→ Task goal: Give a verbatim copy of the data, leaving the pictures out.

→ Information shown:
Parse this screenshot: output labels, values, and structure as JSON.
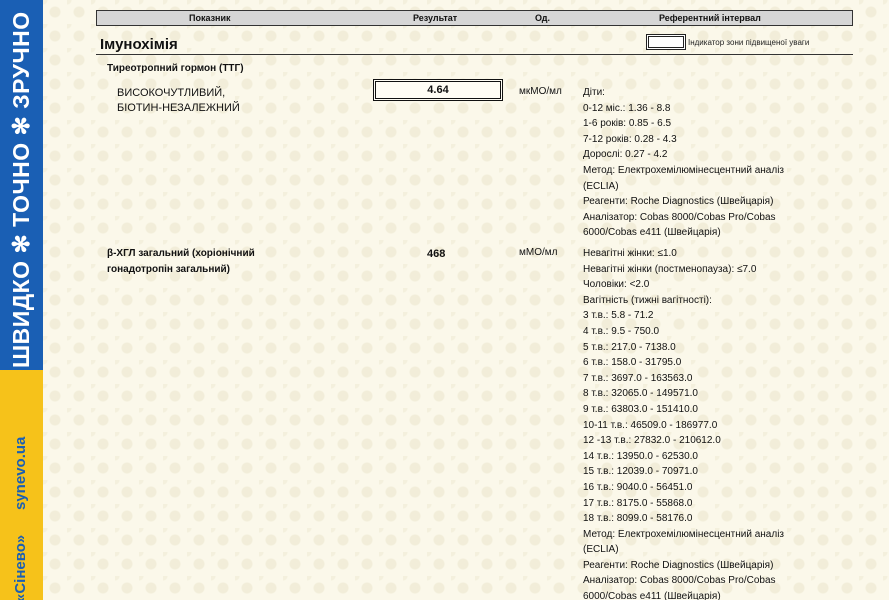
{
  "brand_strip": {
    "slogan": "ШВИДКО ✻ ТОЧНО ✻ ЗРУЧНО",
    "website": "synevo.ua",
    "brand": "«Сінево»"
  },
  "colors": {
    "blue": "#1a5fb4",
    "yellow": "#f6c21a",
    "background": "#fbf8ea"
  },
  "table_header": {
    "indicator": "Показник",
    "result": "Результат",
    "unit": "Од.",
    "reference": "Референтний інтервал"
  },
  "section": {
    "title": "Імунохімія",
    "legend_text": "Індикатор зони підвищеної уваги"
  },
  "tests": [
    {
      "group_name": "Тиреотропний гормон (ТТГ)",
      "name_line1": "ВИСОКОЧУТЛИВИЙ,",
      "name_line2": "БІОТИН-НЕЗАЛЕЖНИЙ",
      "result": "4.64",
      "unit": "мкМО/мл",
      "reference": [
        "Діти:",
        "0-12 міс.: 1.36 - 8.8",
        "1-6 років: 0.85 - 6.5",
        "7-12 років: 0.28 - 4.3",
        "Дорослі: 0.27 - 4.2",
        "Метод: Електрохемілюмінесцентний аналіз",
        "(ECLIA)",
        "Реагенти: Roche Diagnostics (Швейцарія)",
        "Аналізатор: Cobas 8000/Cobas Pro/Cobas",
        "6000/Cobas e411 (Швейцарія)"
      ]
    },
    {
      "name_line1": "β-ХГЛ загальний (хоріонічний",
      "name_line2": "гонадотропін загальний)",
      "result": "468",
      "unit": "мМО/мл",
      "reference": [
        "Невагітні жінки: ≤1.0",
        "Невагітні жінки (постменопауза): ≤7.0",
        "Чоловіки: <2.0",
        "Вагітність (тижні вагітності):",
        "3 т.в.: 5.8 - 71.2",
        "4 т.в.: 9.5 - 750.0",
        "5 т.в.: 217.0 - 7138.0",
        "6 т.в.: 158.0 - 31795.0",
        "7 т.в.: 3697.0 - 163563.0",
        "8 т.в.: 32065.0 - 149571.0",
        "9 т.в.: 63803.0 - 151410.0",
        "10-11 т.в.: 46509.0 - 186977.0",
        "12 -13 т.в.: 27832.0 - 210612.0",
        "14 т.в.: 13950.0 - 62530.0",
        "15 т.в.: 12039.0 - 70971.0",
        "16 т.в.: 9040.0 - 56451.0",
        "17 т.в.: 8175.0 - 55868.0",
        "18 т.в.: 8099.0 - 58176.0",
        "Метод: Електрохемілюмінесцентний аналіз",
        "(ECLIA)",
        "Реагенти: Roche Diagnostics (Швейцарія)",
        "Аналізатор: Cobas 8000/Cobas Pro/Cobas",
        "6000/Cobas e411 (Швейцарія)"
      ]
    }
  ]
}
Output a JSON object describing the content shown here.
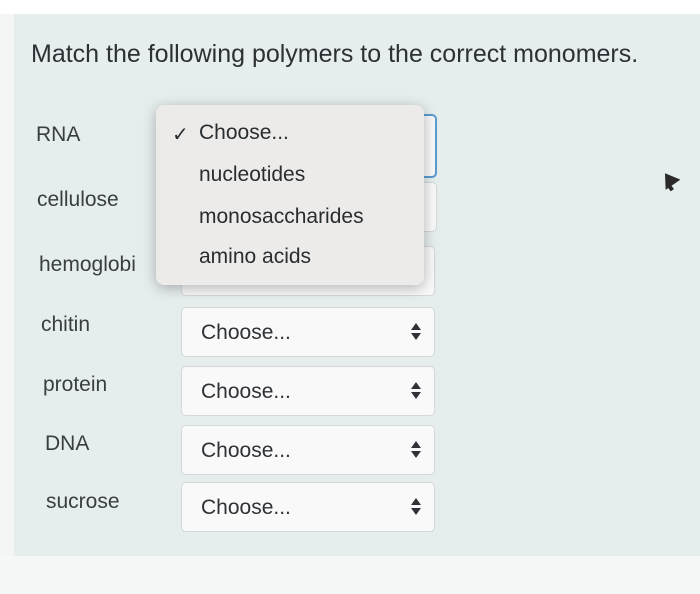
{
  "question": "Match the following polymers to the correct monomers.",
  "rows": [
    {
      "term": "RNA",
      "selected": ""
    },
    {
      "term": "cellulose",
      "selected": ""
    },
    {
      "term": "hemoglobi",
      "selected": ""
    },
    {
      "term": "chitin",
      "selected": "Choose..."
    },
    {
      "term": "protein",
      "selected": "Choose..."
    },
    {
      "term": "DNA",
      "selected": "Choose..."
    },
    {
      "term": "sucrose",
      "selected": "Choose..."
    }
  ],
  "dropdown": {
    "checkmark": "✓",
    "options": [
      "Choose...",
      "nucleotides",
      "monosaccharides",
      "amino acids"
    ]
  },
  "colors": {
    "panel": "#e6eded",
    "focus_ring": "#5b9bd0",
    "menu": "#ecebe9"
  }
}
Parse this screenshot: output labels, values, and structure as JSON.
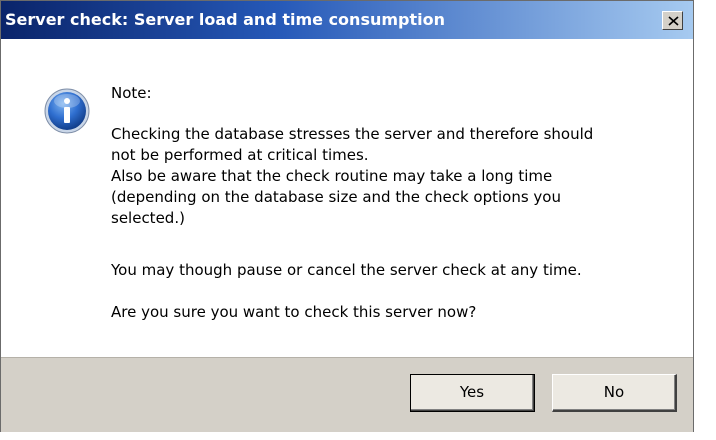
{
  "dialog": {
    "title": "Server check: Server load and time consumption",
    "close_icon": "close-icon",
    "icon": "information-icon",
    "note_label": "Note:",
    "message_lines": [
      "Checking the database stresses the server and therefore should",
      "not be performed at critical times.",
      "Also be aware that the check routine may take a long time",
      "(depending on the database size and the check options you",
      "selected.)"
    ],
    "pause_text": "You may though pause or cancel the server check at any time.",
    "question": "Are you sure you want to check this server now?",
    "buttons": {
      "yes": "Yes",
      "no": "No"
    }
  },
  "colors": {
    "title_start": "#0a246a",
    "title_end": "#a6caf0",
    "footer_bg": "#d4d0c8",
    "icon_blue": "#1d5fbf"
  }
}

→ Expected answer:
Parse this screenshot: output labels, values, and structure as JSON.
{
  "brand_strip": {
    "slogan": "ШВИДКО ✻ ТОЧНО ✻ ЗРУЧНО",
    "website": "synevo.ua",
    "brand": "«Сінево»"
  },
  "colors": {
    "blue": "#1a5fb4",
    "yellow": "#f6c21a",
    "background": "#fbf8ea"
  },
  "table_header": {
    "indicator": "Показник",
    "result": "Результат",
    "unit": "Од.",
    "reference": "Референтний інтервал"
  },
  "section": {
    "title": "Імунохімія",
    "legend_text": "Індикатор зони підвищеної уваги"
  },
  "tests": [
    {
      "group_name": "Тиреотропний гормон (ТТГ)",
      "name_line1": "ВИСОКОЧУТЛИВИЙ,",
      "name_line2": "БІОТИН-НЕЗАЛЕЖНИЙ",
      "result": "4.64",
      "unit": "мкМО/мл",
      "reference": [
        "Діти:",
        "0-12 міс.: 1.36 - 8.8",
        "1-6 років: 0.85 - 6.5",
        "7-12 років: 0.28 - 4.3",
        "Дорослі: 0.27 - 4.2",
        "Метод: Електрохемілюмінесцентний аналіз",
        "(ECLIA)",
        "Реагенти: Roche Diagnostics (Швейцарія)",
        "Аналізатор: Cobas 8000/Cobas Pro/Cobas",
        "6000/Cobas e411 (Швейцарія)"
      ]
    },
    {
      "name_line1": "β-ХГЛ загальний (хоріонічний",
      "name_line2": "гонадотропін загальний)",
      "result": "468",
      "unit": "мМО/мл",
      "reference": [
        "Невагітні жінки: ≤1.0",
        "Невагітні жінки (постменопауза): ≤7.0",
        "Чоловіки: <2.0",
        "Вагітність (тижні вагітності):",
        "3 т.в.: 5.8 - 71.2",
        "4 т.в.: 9.5 - 750.0",
        "5 т.в.: 217.0 - 7138.0",
        "6 т.в.: 158.0 - 31795.0",
        "7 т.в.: 3697.0 - 163563.0",
        "8 т.в.: 32065.0 - 149571.0",
        "9 т.в.: 63803.0 - 151410.0",
        "10-11 т.в.: 46509.0 - 186977.0",
        "12 -13 т.в.: 27832.0 - 210612.0",
        "14 т.в.: 13950.0 - 62530.0",
        "15 т.в.: 12039.0 - 70971.0",
        "16 т.в.: 9040.0 - 56451.0",
        "17 т.в.: 8175.0 - 55868.0",
        "18 т.в.: 8099.0 - 58176.0",
        "Метод: Електрохемілюмінесцентний аналіз",
        "(ECLIA)",
        "Реагенти: Roche Diagnostics (Швейцарія)",
        "Аналізатор: Cobas 8000/Cobas Pro/Cobas",
        "6000/Cobas e411 (Швейцарія)"
      ]
    }
  ]
}
Output a JSON object describing the content shown here.
{
  "question": "Match the following polymers to the correct monomers.",
  "rows": [
    {
      "term": "RNA",
      "selected": ""
    },
    {
      "term": "cellulose",
      "selected": ""
    },
    {
      "term": "hemoglobi",
      "selected": ""
    },
    {
      "term": "chitin",
      "selected": "Choose..."
    },
    {
      "term": "protein",
      "selected": "Choose..."
    },
    {
      "term": "DNA",
      "selected": "Choose..."
    },
    {
      "term": "sucrose",
      "selected": "Choose..."
    }
  ],
  "dropdown": {
    "checkmark": "✓",
    "options": [
      "Choose...",
      "nucleotides",
      "monosaccharides",
      "amino acids"
    ]
  },
  "colors": {
    "panel": "#e6eded",
    "focus_ring": "#5b9bd0",
    "menu": "#ecebe9"
  }
}
Parse this screenshot: output labels, values, and structure as JSON.
{
  "dialog": {
    "title": "Server check: Server load and time consumption",
    "close_icon": "close-icon",
    "icon": "information-icon",
    "note_label": "Note:",
    "message_lines": [
      "Checking the database stresses the server and therefore should",
      "not be performed at critical times.",
      "Also be aware that the check routine may take a long time",
      "(depending on the database size and the check options you",
      "selected.)"
    ],
    "pause_text": "You may though pause or cancel the server check at any time.",
    "question": "Are you sure you want to check this server now?",
    "buttons": {
      "yes": "Yes",
      "no": "No"
    }
  },
  "colors": {
    "title_start": "#0a246a",
    "title_end": "#a6caf0",
    "footer_bg": "#d4d0c8",
    "icon_blue": "#1d5fbf"
  }
}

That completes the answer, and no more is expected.